... in the twelfth-century Jeu d’Adam,4 nor is there the protracted representation of theological problems such as the relative guilt of Adam, Eve, and Satan, as found in the Mistkre du Vie1 Testament .5 * See “The Fall and Passion” in Early English Poems and Lives of Saints, ed. Frederick J...
Journal Article
Modern Language Quarterly (1966) 27 (1): 33–40.
Published: 01 March 1966
... form elaborations of the sins of Satan, Eve, and Adam, respectively; the fourth vision further elaborates the first; and the fifth elaborates the second. It is at the end of the fifth vision that, for reasons to be discussed later, Milton breaks off the series of visions and draws Book XI...
Journal Article
Modern Language Quarterly (1975) 36 (1): 21–53.
Published: 01 March 1975
... : “With borrowed light her countenance triform / Hence fills and empties to enlighten the earth nevertheless the poet’s ambiguity significantly reflects a confusion on Adam’s part concerning his relationship to Eve. While knowing that woman less resembles the image of God than man (“For well I...
Journal Article
Modern Language Quarterly (1977) 38 (1): 3–20.
Published: 01 March 1977
...John G. Demaray Copyright © 1977 by Duke University Press 1977 LOVE’S EPIC REVEL IN PARADISE LOST A THEATRICAL VISION OF MARRIAGE By JOHN G. DEMARAY When evening comes to the Paradisial Garden, and Adam and Eve...
Journal Article
Modern Language Quarterly (2021) 82 (4): 527–531.
Published: 01 December 2021
... of understanding in terms of origins, then, our first natal sensations became paramount to an understanding of human nature. Enter poets. Harrison argues that poetic depictions of human life “[flaring] into existence” (1), namely, Milton’s depictions of Adam and Eve’s awakening in Paradise Lost...

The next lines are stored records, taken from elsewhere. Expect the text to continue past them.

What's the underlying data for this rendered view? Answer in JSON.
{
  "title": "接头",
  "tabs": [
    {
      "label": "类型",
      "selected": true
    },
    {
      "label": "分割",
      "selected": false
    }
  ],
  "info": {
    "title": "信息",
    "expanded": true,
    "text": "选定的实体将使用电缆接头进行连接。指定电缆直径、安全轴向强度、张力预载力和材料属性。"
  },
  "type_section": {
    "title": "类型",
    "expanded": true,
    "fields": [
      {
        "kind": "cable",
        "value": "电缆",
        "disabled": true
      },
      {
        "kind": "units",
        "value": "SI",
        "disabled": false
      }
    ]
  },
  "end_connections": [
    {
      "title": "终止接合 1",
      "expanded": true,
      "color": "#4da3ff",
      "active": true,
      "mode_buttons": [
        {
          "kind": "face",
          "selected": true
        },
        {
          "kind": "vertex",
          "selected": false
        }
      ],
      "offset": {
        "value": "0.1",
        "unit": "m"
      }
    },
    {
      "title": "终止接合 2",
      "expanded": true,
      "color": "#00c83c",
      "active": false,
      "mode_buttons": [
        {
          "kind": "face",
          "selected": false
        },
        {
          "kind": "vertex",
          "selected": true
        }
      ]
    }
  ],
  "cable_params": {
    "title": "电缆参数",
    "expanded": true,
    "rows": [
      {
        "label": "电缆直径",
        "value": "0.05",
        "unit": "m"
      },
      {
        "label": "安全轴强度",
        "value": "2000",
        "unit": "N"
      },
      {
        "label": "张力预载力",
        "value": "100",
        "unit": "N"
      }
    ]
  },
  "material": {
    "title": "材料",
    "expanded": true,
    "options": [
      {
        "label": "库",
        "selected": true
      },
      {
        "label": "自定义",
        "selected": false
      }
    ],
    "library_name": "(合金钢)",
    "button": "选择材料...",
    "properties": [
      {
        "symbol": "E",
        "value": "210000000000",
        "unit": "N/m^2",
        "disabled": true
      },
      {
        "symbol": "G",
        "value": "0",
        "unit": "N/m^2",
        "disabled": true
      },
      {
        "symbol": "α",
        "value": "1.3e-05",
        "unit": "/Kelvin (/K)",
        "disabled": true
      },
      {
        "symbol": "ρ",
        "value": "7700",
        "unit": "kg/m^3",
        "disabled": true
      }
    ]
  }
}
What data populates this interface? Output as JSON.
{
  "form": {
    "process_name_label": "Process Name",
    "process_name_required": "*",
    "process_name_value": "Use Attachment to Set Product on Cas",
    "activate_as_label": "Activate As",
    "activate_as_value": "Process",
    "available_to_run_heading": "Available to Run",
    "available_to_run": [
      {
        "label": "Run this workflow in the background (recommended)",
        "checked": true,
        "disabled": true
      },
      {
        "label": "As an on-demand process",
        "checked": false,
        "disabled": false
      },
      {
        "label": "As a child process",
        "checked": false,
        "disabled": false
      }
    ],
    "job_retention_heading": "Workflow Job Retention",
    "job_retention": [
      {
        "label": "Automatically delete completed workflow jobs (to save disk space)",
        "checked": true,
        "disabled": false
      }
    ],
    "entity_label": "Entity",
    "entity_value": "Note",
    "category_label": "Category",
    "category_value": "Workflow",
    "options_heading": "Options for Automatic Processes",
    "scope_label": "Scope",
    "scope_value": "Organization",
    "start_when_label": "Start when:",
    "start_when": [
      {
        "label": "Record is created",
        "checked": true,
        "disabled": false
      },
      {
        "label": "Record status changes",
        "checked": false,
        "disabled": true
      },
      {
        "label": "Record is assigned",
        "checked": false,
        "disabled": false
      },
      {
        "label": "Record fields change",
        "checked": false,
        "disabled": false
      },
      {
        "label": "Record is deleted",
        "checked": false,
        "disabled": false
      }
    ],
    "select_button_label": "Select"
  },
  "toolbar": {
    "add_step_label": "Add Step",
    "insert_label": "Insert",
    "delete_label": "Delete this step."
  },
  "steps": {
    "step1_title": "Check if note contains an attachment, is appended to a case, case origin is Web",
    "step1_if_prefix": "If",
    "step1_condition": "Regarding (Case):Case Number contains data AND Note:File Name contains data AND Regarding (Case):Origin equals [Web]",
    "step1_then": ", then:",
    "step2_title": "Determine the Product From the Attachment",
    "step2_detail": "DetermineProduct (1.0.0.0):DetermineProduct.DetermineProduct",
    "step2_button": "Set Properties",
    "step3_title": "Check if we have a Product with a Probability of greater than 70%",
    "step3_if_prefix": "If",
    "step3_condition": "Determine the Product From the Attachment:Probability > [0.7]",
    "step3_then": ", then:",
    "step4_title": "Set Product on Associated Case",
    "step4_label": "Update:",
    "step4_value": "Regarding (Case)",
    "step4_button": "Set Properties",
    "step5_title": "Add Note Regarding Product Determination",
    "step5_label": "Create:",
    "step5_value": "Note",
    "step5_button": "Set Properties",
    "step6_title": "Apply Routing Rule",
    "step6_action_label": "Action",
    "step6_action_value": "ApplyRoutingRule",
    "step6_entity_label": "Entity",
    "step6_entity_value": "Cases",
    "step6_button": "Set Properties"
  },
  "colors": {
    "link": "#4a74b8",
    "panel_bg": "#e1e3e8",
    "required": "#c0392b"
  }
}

Journal Article
Modern Language Quarterly (1999) 60 (1): 1–31.
Published: 01 March 1999
.... The notion that God created Adam and Eve to replenish heaven’s lost numbers had been a doctrinal commonplace since at least Augus- tine.3 What needs to be accounted for is the difficulty of articulating it. Under what conditions does the representation of God’s relationship to the numbers of people...
Journal Article
Modern Language Quarterly (1972) 33 (1): 37–43.
Published: 01 March 1972
... explicit. Satan apparently remains in the Tree from lines 196 through 357. From that vantage point he sees Adam and Eve, before whom “the Lion ramp’d, and in his paw / Dandl’d the Kid,” and the tiger “Gamboll’d’’ (343-45). The next comment about his posture is at 356-57: “When...
Journal Article
Modern Language Quarterly (1972) 33 (4): 355–369.
Published: 01 December 1972
..., and with capacious mind Considerd all things visible in Heav’n. . . . (9.602-604) Satan’s chief bait is science, and his chief trap is curiosity, by which he wins Eve if not Christ or Milton. His plan, he says, is to “excite thir minds With more...
Journal Article
Modern Language Quarterly (1964) 25 (2): 153–170.
Published: 01 June 1964
... LOST Adam and Eve are to end “wandering” also, but with a difference, as we shall see.) Because the exploration requires effort, the decorum suggests the heroic. But a true journey would carry one out of the labyrinth. Rhetoric, like philosophy, should have as its goal the defi...
Journal Article
Modern Language Quarterly (1996) 57 (1): 77–105.
Published: 01 March 1996
...- chan poetry, where the woman is Daphne denying the poet and the poet is Apollo pursuing the woman, to convert the tradition, as Petrarch himself occasionally does in the Rime sparse, into a poetic cel- ebration of successful love. In “The Day,” he represents the beloved as Eve to his Adam...
Journal Article
Modern Language Quarterly (1956) 17 (4): 326–339.
Published: 01 December 1956
... word as WM and Rolle, are not given in the following listings unless there is any significant difference. The earlier, or Hereford’s, version is abbreviated as EV, the later, or Purvey’s, as LV Consequently obvious words, such as hand, foot, come, etc., which are in every translation...